The new, co-penned “open letter” seems to be informed by the two musicians’ shared concerns as Buddhists.

Rod Meade Sperry
9 March 2016
Herbie Hancock with Wayner Shorter.
Herbie Hancock (left) by Kwaku Alston. Wayne Shorter (right) by Robert Ascroft.

Jazz pioneers Herbie Hancock and Wayne Shorter are well known for their formative roles in twentieth- and twenty-first century jazz, having played together in Miles Davis’s legendary “Second Great Quintet” (1964-69) and composing and performing as bandleaders and collaborators throughout their careers. What they’re both less known for, though, is their devotion to Buddhist principles and practice, particularly the practice of Nichiren Buddhism as taught in the organization known as Soka Gakkai International. While that connection isn’t made explicit in the new, co-penned “open letter” just issued by the two jazz giants, it seems no big leap to say that the letter — primarily aimed at the “next generation” of artists and musicians (though, “these thoughts transcend professional boundaries and apply to all people, regardless of profession,” the authors write) — is clearly informed by their shared concerns as Buddhists.

Some excerpts:

FIRST, AWAKEN TO YOUR HUMANITY

We are not alone. We do not exist alone and we cannot create alone. What this world needs is a humanistic awakening of the desire to raise one’s life condition to a place where our actions are rooted in altruism and compassion. You cannot hide behind a profession or instrument; you have to be human.

From a section called “WELCOME THE UNKNOWN“:

Every relationship, obstacle, interaction, etc. is a rehearsal for the next adventure in life. Everything is connected. Everything builds. Nothing is ever wasted. This type of thinking requires courage. Be courageous and do not lose your sense of exhilaration and reverence for this wonderful world around you.

From “UNDERSTAND THE TRUE NATURE OF OBSTACLES“:

We have this idea of failure, but it’s not real; it’s an illusion. There is no such thing as failure. What you perceive as failure is really a new opportunity, a new hand of cards, or a new canvas to create upon. In life there are unlimited opportunities. The words, “success” and “failure”, themselves, are nothing more than labels. Every moment is an opportunity. You, as a human being, have no limits; therefore infinite possibilities exist in any circumstance.

From “DON’T BE AFRAID TO INTERACT WITH THOSE WHO ARE DIFFERENT FROM YOU“:

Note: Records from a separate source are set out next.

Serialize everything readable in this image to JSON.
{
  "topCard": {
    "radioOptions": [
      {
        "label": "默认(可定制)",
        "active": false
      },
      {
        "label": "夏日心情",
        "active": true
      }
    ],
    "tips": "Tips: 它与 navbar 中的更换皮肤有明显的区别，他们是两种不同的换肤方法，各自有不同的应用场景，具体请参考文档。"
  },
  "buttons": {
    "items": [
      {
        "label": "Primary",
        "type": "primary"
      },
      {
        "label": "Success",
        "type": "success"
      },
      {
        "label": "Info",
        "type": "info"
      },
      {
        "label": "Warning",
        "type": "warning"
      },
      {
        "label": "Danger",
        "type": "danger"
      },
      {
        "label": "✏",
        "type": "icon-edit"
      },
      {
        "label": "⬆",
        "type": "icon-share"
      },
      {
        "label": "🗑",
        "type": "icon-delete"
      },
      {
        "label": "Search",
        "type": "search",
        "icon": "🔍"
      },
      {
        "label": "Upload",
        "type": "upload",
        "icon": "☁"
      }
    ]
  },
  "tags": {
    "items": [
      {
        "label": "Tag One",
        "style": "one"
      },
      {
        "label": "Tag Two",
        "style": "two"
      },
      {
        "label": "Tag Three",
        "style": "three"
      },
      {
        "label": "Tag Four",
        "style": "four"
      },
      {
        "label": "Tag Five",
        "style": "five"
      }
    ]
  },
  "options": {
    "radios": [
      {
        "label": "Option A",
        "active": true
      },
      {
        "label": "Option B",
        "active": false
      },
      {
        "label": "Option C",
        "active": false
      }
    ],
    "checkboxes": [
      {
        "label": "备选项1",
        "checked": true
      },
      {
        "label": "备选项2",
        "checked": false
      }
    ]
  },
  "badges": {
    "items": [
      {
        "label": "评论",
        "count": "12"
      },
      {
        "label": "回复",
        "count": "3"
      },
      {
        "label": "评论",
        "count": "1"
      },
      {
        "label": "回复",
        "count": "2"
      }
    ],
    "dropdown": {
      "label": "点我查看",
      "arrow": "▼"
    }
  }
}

We can never have peace if we cannot understand the pain in each other’s hearts. The more we interact, the more we will come to realize that our humanity transcends all differences.

From “BE WARY OF EGO“:

Beware of ego; creativity cannot flow when only the ego is served.

All of this, the letter ultimately states, is not just in service of art, but also contributes to “the creation of a peaceful society.” Read the whole letter, and be inspired, here.

Rod Meade Sperry. Photo by Megumi Yoshida, 2024

Rod Meade Sperry

Rod Meade Sperry is the editor of Buddhadharma: The Practitioner’s Guide (published by Lion’s Roar), and the book A Beginner’s Guide to Meditation: Practical Advice and Inspiration from Contemporary Buddhist Teachers. He lives in Halifax, Nova Scotia, with his partner and their tiny pup, Sid.